After a successful build, ktest will copy the necessary files over to the target and reboot the target to that kernel. It will watch the console for a specified string (default "login:") that will tell ktest.pl that the boot succeeded. There's configurable timeouts that ktest.pl uses to determine if the boot locked up or not.

Test testing

The config option "TEST" may point to any bash string (which could also call a script) that will be executed after the build and boot has succeeded. The TEST bash line could ssh to the target to execute some test (perhaps even LTP). The one requirement is that on success the bash command returns 0 to let ktest.pl know if the test succeeded or not.

Test types

Simple type

The simple test type usually just takes a standard config and builds, boots and tests depending on what the sub type states.

Git Bisect type

The git bisect type will perform a git bisect on the source tree (which ktest assumes is a git repository). Depending on the test type, it will test build, boot or some other test. If a boot or test fails on build (or test fails on boot) it will execute git bisect skip as ktest.pl assumes the current git commit has corrupted the environment, and the git bisect skip should hopefully take the git repo to something that can successfully get past the problem areas.

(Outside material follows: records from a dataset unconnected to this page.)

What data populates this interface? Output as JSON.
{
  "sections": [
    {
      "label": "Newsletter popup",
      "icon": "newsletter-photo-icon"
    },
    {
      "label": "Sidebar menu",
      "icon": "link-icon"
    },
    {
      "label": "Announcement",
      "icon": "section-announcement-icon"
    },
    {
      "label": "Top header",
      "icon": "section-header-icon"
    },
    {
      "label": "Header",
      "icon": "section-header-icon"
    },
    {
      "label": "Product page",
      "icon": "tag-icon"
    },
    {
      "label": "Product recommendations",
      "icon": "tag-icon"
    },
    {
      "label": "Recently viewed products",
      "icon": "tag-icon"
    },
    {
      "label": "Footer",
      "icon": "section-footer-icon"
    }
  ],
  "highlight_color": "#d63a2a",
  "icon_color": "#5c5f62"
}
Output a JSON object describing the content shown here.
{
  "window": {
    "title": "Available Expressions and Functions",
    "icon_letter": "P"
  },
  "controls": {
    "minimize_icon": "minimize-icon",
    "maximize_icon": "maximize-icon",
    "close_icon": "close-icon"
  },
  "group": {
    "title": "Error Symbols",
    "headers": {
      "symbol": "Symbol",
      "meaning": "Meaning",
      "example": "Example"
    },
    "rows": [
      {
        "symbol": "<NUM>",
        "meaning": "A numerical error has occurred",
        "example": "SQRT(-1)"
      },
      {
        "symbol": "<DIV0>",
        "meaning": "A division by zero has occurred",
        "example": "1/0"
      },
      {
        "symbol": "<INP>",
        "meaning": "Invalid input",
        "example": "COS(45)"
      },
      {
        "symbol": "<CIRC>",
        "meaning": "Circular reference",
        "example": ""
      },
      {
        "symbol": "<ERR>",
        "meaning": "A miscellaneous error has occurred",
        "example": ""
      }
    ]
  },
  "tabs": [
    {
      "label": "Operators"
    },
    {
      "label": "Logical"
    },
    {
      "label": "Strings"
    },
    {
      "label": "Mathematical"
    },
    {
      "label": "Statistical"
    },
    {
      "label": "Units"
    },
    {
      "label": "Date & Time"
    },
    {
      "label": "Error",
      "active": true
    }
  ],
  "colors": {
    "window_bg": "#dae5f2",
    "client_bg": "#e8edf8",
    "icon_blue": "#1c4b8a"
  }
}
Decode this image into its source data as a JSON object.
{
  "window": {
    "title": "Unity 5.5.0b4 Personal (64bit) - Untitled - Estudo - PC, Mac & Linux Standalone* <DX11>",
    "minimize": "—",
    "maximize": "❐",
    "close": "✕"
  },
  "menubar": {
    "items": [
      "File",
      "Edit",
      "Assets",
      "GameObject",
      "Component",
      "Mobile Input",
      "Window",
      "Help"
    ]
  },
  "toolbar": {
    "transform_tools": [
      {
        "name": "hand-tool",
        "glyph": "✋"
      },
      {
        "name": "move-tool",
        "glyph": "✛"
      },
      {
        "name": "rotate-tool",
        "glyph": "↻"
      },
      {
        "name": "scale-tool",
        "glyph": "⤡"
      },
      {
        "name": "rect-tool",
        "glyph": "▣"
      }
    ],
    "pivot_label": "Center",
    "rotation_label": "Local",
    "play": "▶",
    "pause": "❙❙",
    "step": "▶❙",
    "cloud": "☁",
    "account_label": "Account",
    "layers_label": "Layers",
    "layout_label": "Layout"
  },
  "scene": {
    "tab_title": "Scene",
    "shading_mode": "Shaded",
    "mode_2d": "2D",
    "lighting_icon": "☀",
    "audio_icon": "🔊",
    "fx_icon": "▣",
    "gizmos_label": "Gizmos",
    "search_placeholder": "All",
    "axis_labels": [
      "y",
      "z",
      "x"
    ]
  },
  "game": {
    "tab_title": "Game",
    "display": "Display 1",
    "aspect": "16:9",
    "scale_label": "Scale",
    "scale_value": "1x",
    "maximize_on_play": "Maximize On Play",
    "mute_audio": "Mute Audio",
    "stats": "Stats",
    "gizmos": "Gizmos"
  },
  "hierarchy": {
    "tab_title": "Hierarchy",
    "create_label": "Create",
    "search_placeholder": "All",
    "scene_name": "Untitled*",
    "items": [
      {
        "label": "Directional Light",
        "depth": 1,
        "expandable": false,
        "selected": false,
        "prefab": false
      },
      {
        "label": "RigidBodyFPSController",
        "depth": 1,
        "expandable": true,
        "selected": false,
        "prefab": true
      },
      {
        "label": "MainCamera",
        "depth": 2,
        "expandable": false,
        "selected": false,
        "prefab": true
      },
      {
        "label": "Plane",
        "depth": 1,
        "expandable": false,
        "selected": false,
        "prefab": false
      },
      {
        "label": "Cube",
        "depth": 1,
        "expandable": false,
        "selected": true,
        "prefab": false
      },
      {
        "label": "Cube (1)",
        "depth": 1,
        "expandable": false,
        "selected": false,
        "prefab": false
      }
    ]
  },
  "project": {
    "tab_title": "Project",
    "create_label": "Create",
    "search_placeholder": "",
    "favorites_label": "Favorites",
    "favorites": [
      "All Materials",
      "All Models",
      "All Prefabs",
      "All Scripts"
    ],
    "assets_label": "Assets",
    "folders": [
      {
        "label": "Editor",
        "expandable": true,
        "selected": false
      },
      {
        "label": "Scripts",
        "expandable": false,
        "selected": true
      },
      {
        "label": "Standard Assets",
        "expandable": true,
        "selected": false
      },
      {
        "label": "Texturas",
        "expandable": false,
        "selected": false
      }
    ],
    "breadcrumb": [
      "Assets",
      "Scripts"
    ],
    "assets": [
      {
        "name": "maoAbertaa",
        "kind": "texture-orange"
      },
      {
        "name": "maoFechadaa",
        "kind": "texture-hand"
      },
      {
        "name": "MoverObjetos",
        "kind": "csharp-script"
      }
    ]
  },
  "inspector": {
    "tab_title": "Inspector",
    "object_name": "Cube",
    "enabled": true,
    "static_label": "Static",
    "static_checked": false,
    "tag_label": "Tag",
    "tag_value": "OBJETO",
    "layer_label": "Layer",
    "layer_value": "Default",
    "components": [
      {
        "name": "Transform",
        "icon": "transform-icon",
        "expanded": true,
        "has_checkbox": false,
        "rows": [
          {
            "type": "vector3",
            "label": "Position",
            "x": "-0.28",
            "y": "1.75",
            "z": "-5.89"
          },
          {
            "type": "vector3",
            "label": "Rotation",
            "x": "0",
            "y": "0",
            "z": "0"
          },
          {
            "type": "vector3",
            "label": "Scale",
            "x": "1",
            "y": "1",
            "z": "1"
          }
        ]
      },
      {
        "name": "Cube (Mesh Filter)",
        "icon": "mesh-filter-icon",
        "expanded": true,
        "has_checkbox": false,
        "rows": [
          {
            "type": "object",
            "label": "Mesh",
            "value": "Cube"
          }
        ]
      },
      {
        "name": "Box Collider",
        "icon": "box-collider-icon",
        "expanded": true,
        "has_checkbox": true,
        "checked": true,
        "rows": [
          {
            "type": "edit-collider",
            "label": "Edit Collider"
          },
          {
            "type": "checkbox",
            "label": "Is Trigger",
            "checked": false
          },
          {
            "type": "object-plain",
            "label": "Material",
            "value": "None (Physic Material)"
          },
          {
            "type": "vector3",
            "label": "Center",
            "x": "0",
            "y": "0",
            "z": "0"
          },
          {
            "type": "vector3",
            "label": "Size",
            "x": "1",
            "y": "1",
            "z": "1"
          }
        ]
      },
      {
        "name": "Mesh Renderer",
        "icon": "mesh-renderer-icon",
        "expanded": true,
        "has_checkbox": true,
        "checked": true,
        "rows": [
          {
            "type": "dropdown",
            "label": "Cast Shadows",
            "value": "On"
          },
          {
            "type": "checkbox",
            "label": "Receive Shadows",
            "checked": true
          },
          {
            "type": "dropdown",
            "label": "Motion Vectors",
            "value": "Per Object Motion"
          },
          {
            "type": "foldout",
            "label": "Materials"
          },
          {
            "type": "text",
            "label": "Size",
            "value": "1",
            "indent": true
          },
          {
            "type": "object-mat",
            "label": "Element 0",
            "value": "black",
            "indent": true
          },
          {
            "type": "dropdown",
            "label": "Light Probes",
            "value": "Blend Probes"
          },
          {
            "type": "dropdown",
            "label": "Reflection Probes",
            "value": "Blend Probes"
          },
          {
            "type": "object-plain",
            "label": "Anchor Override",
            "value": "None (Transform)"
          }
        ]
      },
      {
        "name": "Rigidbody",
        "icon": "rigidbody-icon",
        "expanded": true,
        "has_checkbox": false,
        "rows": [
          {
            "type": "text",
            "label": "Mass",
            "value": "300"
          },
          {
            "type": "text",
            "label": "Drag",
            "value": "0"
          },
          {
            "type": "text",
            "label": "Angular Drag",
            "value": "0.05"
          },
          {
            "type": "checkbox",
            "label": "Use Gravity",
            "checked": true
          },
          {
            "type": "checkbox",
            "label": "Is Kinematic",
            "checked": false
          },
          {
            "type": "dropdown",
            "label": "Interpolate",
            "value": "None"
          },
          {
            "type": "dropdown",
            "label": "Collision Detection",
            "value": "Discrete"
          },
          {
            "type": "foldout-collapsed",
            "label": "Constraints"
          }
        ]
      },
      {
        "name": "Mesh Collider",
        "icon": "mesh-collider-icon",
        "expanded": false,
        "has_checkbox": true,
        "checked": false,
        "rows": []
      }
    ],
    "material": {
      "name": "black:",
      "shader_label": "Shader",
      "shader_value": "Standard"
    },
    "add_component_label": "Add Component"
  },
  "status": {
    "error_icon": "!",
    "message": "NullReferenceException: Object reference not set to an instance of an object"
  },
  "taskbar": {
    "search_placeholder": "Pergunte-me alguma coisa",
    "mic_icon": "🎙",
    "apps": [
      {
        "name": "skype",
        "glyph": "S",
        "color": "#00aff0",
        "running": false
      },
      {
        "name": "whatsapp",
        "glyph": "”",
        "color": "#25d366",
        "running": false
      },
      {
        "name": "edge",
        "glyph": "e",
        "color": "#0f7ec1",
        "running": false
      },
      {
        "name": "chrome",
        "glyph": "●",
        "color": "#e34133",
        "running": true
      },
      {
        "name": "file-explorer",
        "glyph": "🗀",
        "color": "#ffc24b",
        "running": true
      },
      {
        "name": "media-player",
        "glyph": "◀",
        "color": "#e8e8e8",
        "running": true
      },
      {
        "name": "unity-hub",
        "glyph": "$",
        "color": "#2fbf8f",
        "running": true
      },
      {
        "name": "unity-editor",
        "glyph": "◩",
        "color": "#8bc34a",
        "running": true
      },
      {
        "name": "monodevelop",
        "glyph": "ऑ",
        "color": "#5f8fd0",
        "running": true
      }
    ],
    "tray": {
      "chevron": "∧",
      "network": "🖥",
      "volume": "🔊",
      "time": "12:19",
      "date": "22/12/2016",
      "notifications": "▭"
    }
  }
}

The bisect test type also supports checking the initial good and bad commits before it wastes time doing a bisect in those cases you are not sure the good and bad points or perhaps the test you set up is correct. When BISECT_CHECK is set, the good commit is checked out and ktest.pl makes sure that the test succeeds, and then the bad commit is checked out to make sure it fails the test.

In those strange cases that something just started working when it was broken before, you can enable BISECT_REVERSE, where a ktest.pl will execute git bisect good on failure, and git bisect bad when the test succeeds. This will find that commit that fixed the bug.

Patch check type

For those maintainers that take patches from others, or simply want to run that last set of patches that have been committed into git through some verification tests before sending the results upstream, the patch check can help. It will checkout the git repo of one commit and incrementally checkout each commit leading up to a final commit to check and for each commit it will execute the PATCHCHECK_TYPE subtype of test. This test modifies what the build does (for all test subtypes). If warning appears in a file that the commit touches, then it will fail the build. As there is no good reason that new code should add new warnings to the kernel.

randconfig type

The randconfig test type will execute randconfig to create the config file for the build. You can also specify a MIN_CONFIG that will hold the default configs that should be set for the config (both enabled and disabled configs, so make sure you remove anything that you do not want to force in that file). This is a test that is useful to use the ITERATE option of ktest.pl to iterate a single test type several times.

config bisect

On those off occasions that you find that you have two configs for the same version of the kernel, yet one works and the other does not and you have no idea which config is the problem config. ktest.pl supplies a config bisect that will try various configs doing a semi bisect to find the culprit. It is a semi config as the config dependencies prevents a true bisect to be done.


When a user of your code has a bug it is common to ask the user for their config file. The problem is that their config file may not boot on your machine. The solution is to add a minimum configuration that you know is needed to boot your box. But if your minimum configuration is not the true minimum, it is likely that one of your configurations might override the config that causes the bug. Having a true minimum config limits this collision, and if the minimum still hides the bug, the bug is a machine specific bug and not a configuration issue.

Using make_min_config, you can bring down a config that was made by localmodconfig from 1200 configurations to 148 configurations. Even better, ktest.pl will keep track of the individual configurations that were needed otherwise the box did not boot. That is, just the ones that failed to boot and not set because another config was set. This config ended up being 13 configs, and just adding these configs to an allnoconfig allowed it to boot.